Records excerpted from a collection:
____

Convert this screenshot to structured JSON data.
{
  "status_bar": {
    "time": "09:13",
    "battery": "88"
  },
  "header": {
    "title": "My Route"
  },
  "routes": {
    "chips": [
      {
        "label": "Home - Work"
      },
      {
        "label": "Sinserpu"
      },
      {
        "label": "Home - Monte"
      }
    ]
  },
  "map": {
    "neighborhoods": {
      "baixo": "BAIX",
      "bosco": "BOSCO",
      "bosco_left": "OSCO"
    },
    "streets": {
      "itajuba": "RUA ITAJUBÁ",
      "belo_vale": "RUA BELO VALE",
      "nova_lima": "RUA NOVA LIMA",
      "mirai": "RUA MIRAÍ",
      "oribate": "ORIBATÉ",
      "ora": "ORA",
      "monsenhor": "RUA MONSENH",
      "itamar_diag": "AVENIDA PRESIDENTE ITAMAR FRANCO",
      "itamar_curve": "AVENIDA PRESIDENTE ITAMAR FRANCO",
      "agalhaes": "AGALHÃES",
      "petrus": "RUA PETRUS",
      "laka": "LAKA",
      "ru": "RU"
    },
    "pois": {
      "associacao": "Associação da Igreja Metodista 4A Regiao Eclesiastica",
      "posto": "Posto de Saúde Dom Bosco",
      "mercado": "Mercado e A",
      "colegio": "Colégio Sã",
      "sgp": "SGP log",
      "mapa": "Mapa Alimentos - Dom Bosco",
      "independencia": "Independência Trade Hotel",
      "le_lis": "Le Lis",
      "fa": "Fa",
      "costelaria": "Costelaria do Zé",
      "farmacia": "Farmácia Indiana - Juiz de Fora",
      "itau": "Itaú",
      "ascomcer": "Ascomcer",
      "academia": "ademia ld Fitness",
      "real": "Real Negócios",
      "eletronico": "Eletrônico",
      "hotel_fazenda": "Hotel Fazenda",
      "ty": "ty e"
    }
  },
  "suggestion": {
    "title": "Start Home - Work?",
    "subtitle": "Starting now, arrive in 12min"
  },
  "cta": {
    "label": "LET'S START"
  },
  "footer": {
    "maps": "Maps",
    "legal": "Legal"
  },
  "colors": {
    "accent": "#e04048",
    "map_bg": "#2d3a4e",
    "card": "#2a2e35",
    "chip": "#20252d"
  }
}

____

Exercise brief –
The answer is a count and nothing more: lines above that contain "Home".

Answer below –
3